Recently I'd finally begun to feel settled enough to spend a day off doing some fun stuff, instead of working extra to get a handle on the demands of the new job, running practical errands, or working to situate our lives into a 7x12 space.
I went to the quilt shop, Robin Place Fabrics.
It's not Robin's place. It's owned by Pat. But it's on Robin Place, the street.
What a beautiful little fabric shop. The ladies are so nice and they carry about 90% batiks. Ooooooh! Those natural dye and resist patterns are the best. I barely look at regular fabric prints anymore, barely even like most of them. Batiks have captivated my heart.
When at Robin Place I learned they had organized a "quilt walk" all around town. It was more of a "quilt drive" but then, it would have been a confusing name. I got my card and had Pat initial the first square. If you visited all 12 shops and got your card signed off, you could enter it at the 18th Annual Quilting on the Kenai quilt show the following weekend. I was behind!
Suddenly, completing the Quilt Walk in this creative town became my mission for the week. I made it over half way that first day. Each shop or cafe had a quilt or project on display. Beautiful works! It was so fun. The grand prize drawing from completed cards was a rather exciting incentive, too. It was an $800 sewing machine.
So, my first stop was Robin Place.
The owner lives next door. In fact, the quilt shop business has become so bustling they've expanded into her basement for classes and groups. Fun.

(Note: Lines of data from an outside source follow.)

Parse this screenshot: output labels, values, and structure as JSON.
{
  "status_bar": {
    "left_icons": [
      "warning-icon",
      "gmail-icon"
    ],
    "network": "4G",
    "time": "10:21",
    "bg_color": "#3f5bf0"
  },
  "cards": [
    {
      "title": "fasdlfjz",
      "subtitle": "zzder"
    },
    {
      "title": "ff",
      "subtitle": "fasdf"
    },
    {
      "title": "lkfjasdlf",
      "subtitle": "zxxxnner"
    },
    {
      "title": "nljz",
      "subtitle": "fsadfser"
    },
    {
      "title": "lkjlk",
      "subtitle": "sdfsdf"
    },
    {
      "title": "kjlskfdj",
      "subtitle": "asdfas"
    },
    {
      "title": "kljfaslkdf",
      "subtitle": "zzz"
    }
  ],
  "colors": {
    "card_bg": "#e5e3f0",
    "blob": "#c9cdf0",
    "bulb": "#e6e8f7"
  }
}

Next up were two places I'd planned to visit anyway. The first is the Dragonfly Gallery. The back of it can be seen from the main street in Soldotna, the Sterling Highway that runs straight through town. But the front is on a little gravel road off of Birch Street. Dragonflies and Birch; I loved it already.
And then I went inside. Oh my. It's a beautiful gallery full of local art. Watercolors, acrylics, stained glass, jewelry, wood, metal, pottery. Trinkets, garden art, ornaments, wearable art. I nearly melted just passing over the threshhold.
The owner took two years converting the building from one of the oldest houses in Soldotna into a beautiful multi-room, yet very open, gallery. About 9 years ago the owner of the home decided she simply had to sell, having lived there for decades and no longer willing or able to give the old place its proper care. By selling it, its fate was likely that of being leveled and cleared for some business or parking lot. The gallery owner simply couldn't let that happen. So she and her husband scraped together and bought the house from .... her mother. Yes, the artist who owns the gallery grew up in that very house. What a fun story.
What an inviting gallery.
Next on my list was a gallery I've visited often over the years. It's mostly a yarn shop but also has a section devoted to local art including paintings, pottery, jewelry and knitted items. It's called Birchtree Gallery. You can see the owners' home at the back of the shop, complete with satellite dish. To get from the parking lot (behind me as I'm taking the photo) you walk under a wooden arch and along the boardwalk at left. Charming.
Well, that's all I'm going to share of my Quilt Walk. Most of the other stops are less charming from the outside and I ran out of steam to photograph the ones that are. But I got to visit some new places and enjoy browsing their merchandise and chatting with some nice people. I went to a flower shop/gift shop, a cafe/deli, a sewing machine store (the one who dontated the grand prize), more art galleries and gift shops, a clothing boutique, a familiar book store, a nursery, and a very cool kitchen shop.
Here's my card, all complete.
Oh, and there must have been a mix-up, because that sewing machine
I was suppposed to win went to someone else. Dang. :-)